We joined a group of my co-workers last weekend for a visit to Putuo Shan, which translates to Buddha mountain. The Chinese pronunciation of Putuo is actually very close to the English pronunciation of Buddha. Putuo Shan is a mountain, but more importantly, it's also an island. It's beautiful, loaded with ornate Buddhist temples, and by Chinese standards anyway, it's unspoiled and not too crowded. There are crowds of tourists, for sure, but the island in general has a slow pace and relaxed vibe that's a welcome change from the hustle of the cities.
The first night of our tour was spent in Zhou Shan (pronounced Joe Shahn), a larger island en route to Putuo Shan, in a rather seedy $15-per-night hotel on the waterfront. Our Chinese friends arranged the whole weekend's itenerary, so I presume this might be typical accomodations for this type of weekend getaway. We enjoyed a late meal under a tent on a mile-long row of seemingly identical outdoor seafood restaurants. The sign on each identical tent reads Seafood Night Snack. For our second night, on Putuo Shan itself, we were relieved to find the hotel had a very nice, almost luxurious lobby, but our hopes for an equally nice room were quickly dashed. We had to settle for a musty smelling, ant-infested room. Nevertheless, I'm grateful to my friends who arranged everything, and I figure I would have ended up with something even worse if I had tried to arrange it myself. It's all part of the genuine Chinese experience, as far as I'm concerned.
Of the dozens of temples we saw, most were centered around a large golden statue of the Buddha or some Boddhisattva (a figure who is on the path to enlightenment -- a future Buddha), the most important one here being Guan Yin, which is a feminine character representing compassion. At each temple, visitors lit incense, prayed, offered gifts and donations, and performed rituals designed to bring good luck, health, or wealth. One of the more memorable scenes for me was a group of Buddhist nuns gathered in a room near a temple, doors wide open, counting a mountain of cash from all the donations, in plain sight of the tourist mob.

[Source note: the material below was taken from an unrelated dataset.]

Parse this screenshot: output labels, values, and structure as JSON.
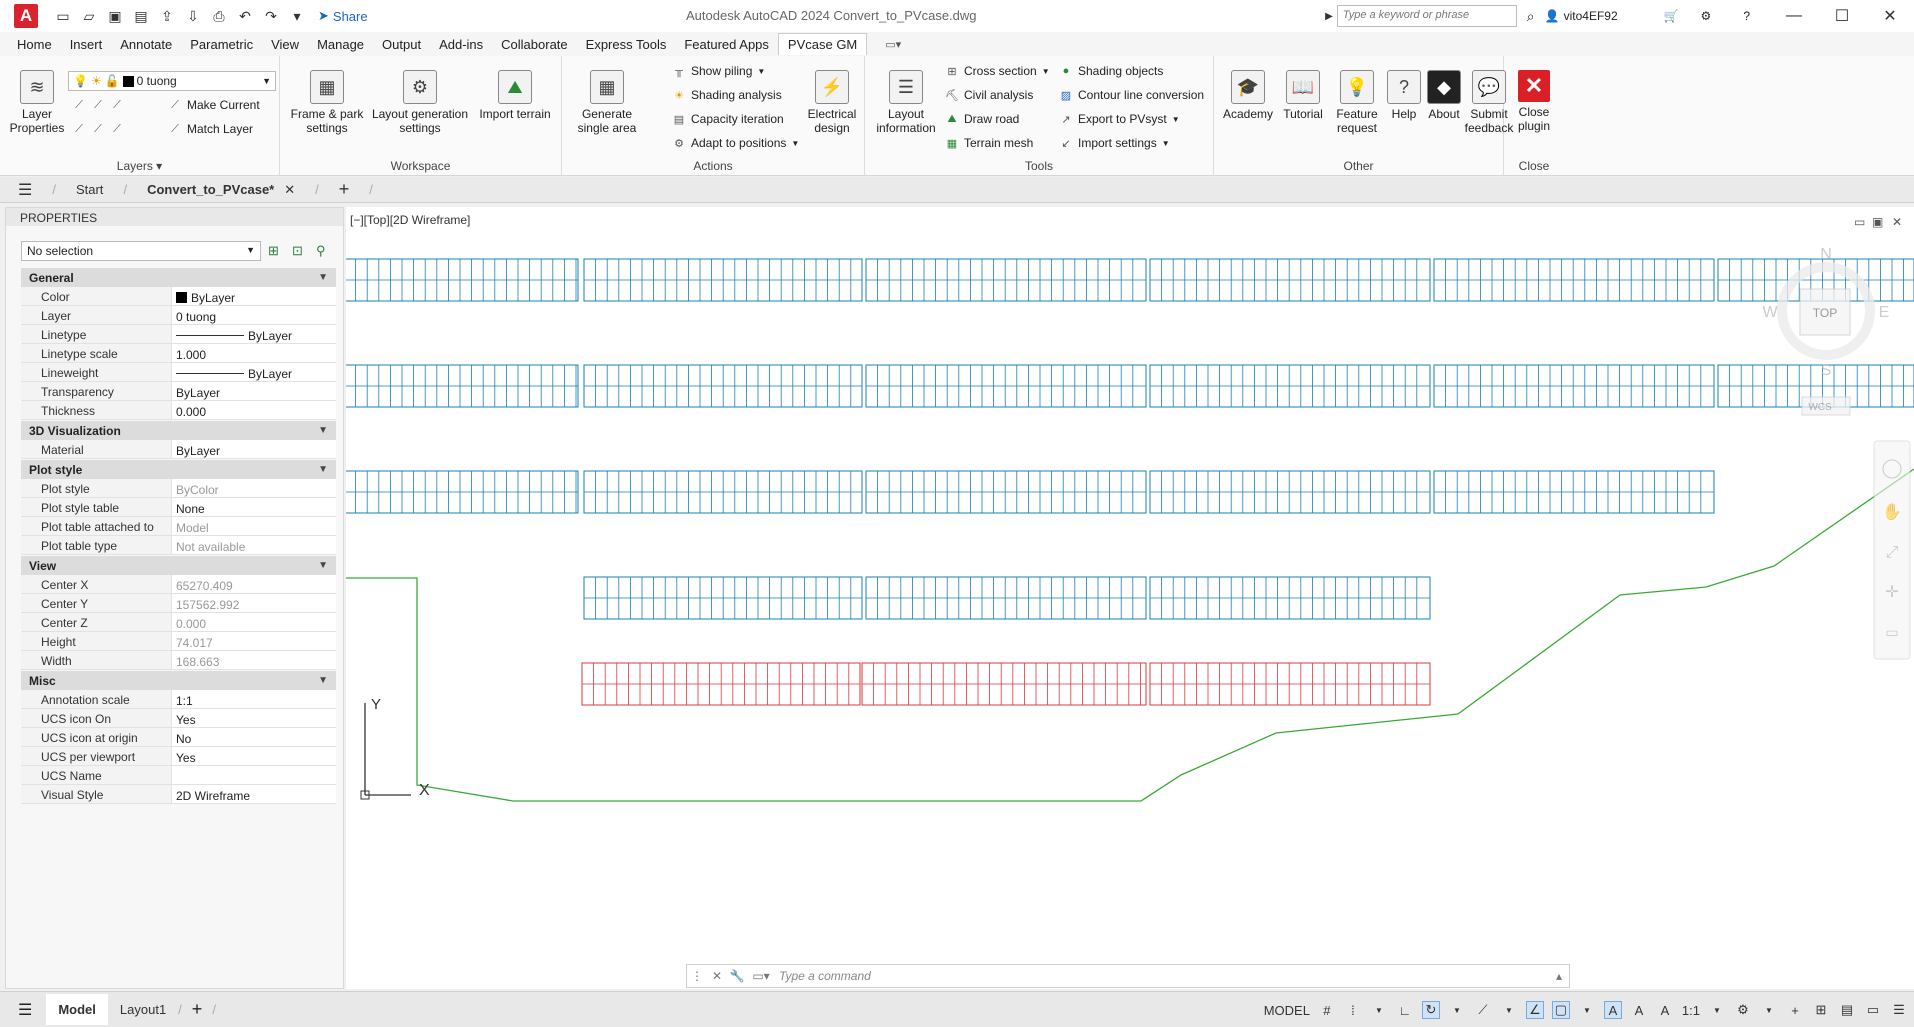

No bullet-proof glass here!
An interesting note is that the ubiquitous pot-bellied, bald-headed Chinese "Buddha" figure is in fact Hotei, another Boddhisattva whose image was apparently inspired by an actual Chan monk from the Liang Dynasty. This site has an interesting summary of the various Buddha images.
Organized tours are popular here, and annoying. Mobs of Chinese follow their megaphone-toting tour guide to all the big sights, everyone wearing the same cheap hats; the tour companies give everyone the same hats to wear, presumably so it's easier for the megaphone-meister to corral his/her mob with a high-decibal verbal assault.
The island even has a few nice beaches -- with one caveat. The ocean surrounding the island, as far as the eye can see (which is many miles from the Shan-tops), is the color of a mudslide. None of the tourists here will get beyond knee-deep in the water, either. Andrew still had fun in the sand and surf, though, making a major spectacle of himself when he went face first into the shallow water, getting his shirt and underwear (makeshift swimsuit) soaked, and again when mommy stripped him to his birthday suit to rinse off the sand.
A vendor had a bungy-jumping contraption on the beach, and we haggled them down to 20 RMB (about $2.50) per person for a chance to harness yourself in and launch yourself up and down doing kung-fu special effects.